Button End Burial Ground
Parish Churchyard at capacity
By the early 1920s, it was becoming increasingly clear that the graveyard at the parish church would soon have reached capacity. At a meeting of the Parish Council on 27 Feb 1925 it wasrecognised that the churchyard was overcrowded and at their next meeting on 25 July it was agreed to approach local landowners to get a price to purchase some of their land for a new burial ground. Those approached were Mr Whitehead who had land to the west of Harston House, Mr Gee with land at the back of Riverdale Cottage and Mr Phillips with land at the corner of Royston Road.
However by the meeting on 24 July 1926, the Parish Council had been advised that Jesus College had purchased Beech Farm and its lands from Mr Gee. It was agreed to ask them if they would sell 1 acre for a burial ground. Discussions with the College continued until at the meeting on 23 April 1927 when the Council agreed to purchase the land.
New Button End Burial Ground
By the end of 1928 the ground was ready and at the meeting 14 Dec 1928, it was agreed that there would be 248 graves and the burial fees were agreed. It appears that 1st October 1931 was the first day on which burial plots could be purchased – the Ashbys of The Queens Head and the Smiths of Harston Mill purchased two plots each on this day, the first of which was used in 1939 and the last in 1978. Burials began in 1932.
Maintenance of the burial ground
By 1969 the cemetery was in a deplorable state with Mr Crow’s hedge bordering cemetery overgrown– so the maintenance was put out to tender. May 1969 Mr E E Jeaves of 4 Beech Farm cottages, Button End, was asked to continue to be cemetery caretaker but was unable to look after the cemetery during the following two months as he was very busy during fine weather harvesting beet. Jul 1969 Mr B Sewell, who used to be Cemetery caretaker, was asked but he said he found it too much to take on. Mr H Padwick of Cambridge took the job for £72 a year from 1969, ok’d by E Lindgren. Mr Hunt of Melbourn maintained it from 1971 with the original clearance for £40, then for about £75 a year. But there were problems again by 1978 as the advert below shows.
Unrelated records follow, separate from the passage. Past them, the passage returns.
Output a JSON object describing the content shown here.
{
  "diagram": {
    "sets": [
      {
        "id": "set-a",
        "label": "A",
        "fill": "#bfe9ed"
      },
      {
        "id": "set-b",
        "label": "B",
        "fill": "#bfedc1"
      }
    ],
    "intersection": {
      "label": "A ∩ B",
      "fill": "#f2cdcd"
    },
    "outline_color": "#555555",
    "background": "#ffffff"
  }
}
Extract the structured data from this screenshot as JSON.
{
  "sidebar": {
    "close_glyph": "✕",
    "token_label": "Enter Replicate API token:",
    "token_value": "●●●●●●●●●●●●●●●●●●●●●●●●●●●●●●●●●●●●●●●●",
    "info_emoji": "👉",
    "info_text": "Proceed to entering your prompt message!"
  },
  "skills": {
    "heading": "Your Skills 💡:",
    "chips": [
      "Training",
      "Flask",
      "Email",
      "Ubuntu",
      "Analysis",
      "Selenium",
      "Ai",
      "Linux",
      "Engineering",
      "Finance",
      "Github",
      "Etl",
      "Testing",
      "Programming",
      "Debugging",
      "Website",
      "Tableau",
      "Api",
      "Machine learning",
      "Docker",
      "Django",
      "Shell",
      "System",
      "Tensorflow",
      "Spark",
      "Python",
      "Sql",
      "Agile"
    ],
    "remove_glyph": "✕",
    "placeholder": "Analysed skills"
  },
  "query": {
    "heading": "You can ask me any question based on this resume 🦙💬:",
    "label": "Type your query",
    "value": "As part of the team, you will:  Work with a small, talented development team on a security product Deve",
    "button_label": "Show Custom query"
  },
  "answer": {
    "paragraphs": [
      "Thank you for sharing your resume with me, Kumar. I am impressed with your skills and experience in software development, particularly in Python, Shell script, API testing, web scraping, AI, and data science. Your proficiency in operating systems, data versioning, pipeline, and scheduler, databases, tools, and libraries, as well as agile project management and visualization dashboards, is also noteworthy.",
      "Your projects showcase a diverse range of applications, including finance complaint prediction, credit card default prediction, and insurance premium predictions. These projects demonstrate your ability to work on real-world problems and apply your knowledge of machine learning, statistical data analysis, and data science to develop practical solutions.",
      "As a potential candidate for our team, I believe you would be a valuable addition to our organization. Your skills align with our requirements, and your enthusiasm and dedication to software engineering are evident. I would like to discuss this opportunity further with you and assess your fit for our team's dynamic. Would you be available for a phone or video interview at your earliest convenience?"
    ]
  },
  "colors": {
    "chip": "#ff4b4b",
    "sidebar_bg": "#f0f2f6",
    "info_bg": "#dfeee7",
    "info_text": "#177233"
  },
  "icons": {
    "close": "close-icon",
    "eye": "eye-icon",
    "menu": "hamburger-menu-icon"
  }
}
Advert put in parish magazine Jan 1978:
Is there anyone in the village interested in taking on the job of maintenance to Harston Burial Ground in Button end? The job is usually done from March/November and consists of cutting of all the grass and hedge and the weeding of the path and turnaround at the end of the Burial Ground. Payment by negotiation. If anybody is interested please contact me on 870286 (18 Queen’s Close), before 13 March when the next Parish council Meeting is to be held.
Elizabeth Chapman (Clerk).
This was obviously successful as records below show.
Note from Mrs E Chapman, clerk to parish council 8th June 1978
to be included in the parish magazine (organised by Mr S Nicol at that time):
During this day and age when the youth of the world are often slated for their lack of interest and community spirit, it is with the greatest of pleasure that the Parish council accepted the offer of the Harston Scout Troup to take over the maintenance of the Burial Ground. This is a mamouth job for which their rules and regulations permit no payment and is being undertaken in a true community spirit and we should be proud of the young lads of our village for taking this on. This quiet corner of our village is a very special spot to a lot of our residents and I am sure they can only be delighted at the transformation that is taking place. A big ‘thank you’ from the Parish council and all the village folk to all the Scouts helping to keep this peaceful place tidy and well cared for.
Elizabeth Chapman, Clerk to the Parish Council.
And yet in March 1985 in the parish magazine a note gave thanks to Mr Day who had looked after the burial ground in Button End for the last year and kept it very neat & tidy.
Parish Council tree Planting Project in Burial Ground.
A notice had been put in the village magazine by Oct 1994 asking for volunteers to help with improving the appearance and setting of the cemetery and had number of replies. Jeremy Symes was one. Gerald Ives also helped. Jane Martin was parish clerk at the time and 13 December 1994 meeting to discuss proposals to re-landscape the Burial Ground was led by Mr Paget.
South Cambs did much work in 1995 to get a Countryside Tree and Hedge pack from Cambs County Council and had submitted plans for their location in Harston Cemetry. The planting scheme was put forward by Val Ford, Jed Roberts & Peggy Johnson (Hope Cottage, Button End). The Council agreed to fund the scheme for £350 as long as they made sure they didn’t impact on (unmarked) graves.
During 1997-8 old evergreen shrubs were removed and 18 trees purchased, along with a gift of 50 m of hornbeam hedging & 25 m of native hedging. During August 1998 Muntjac deer damaged the Amelanchier tree up to over 1metre so emergency protection was set up. More trees were to be planted as part of the 5 year project and they were encouraged to fill the roadside boundary with trees along the fence. ‘Plantings of Jan 30 and Feb 7 1998 are in place to include planting of the hedge (gap), the laying of the hedge at the far end of the burial ground and the planting of the commemorative trees’. Summary by Peggy P Johnson.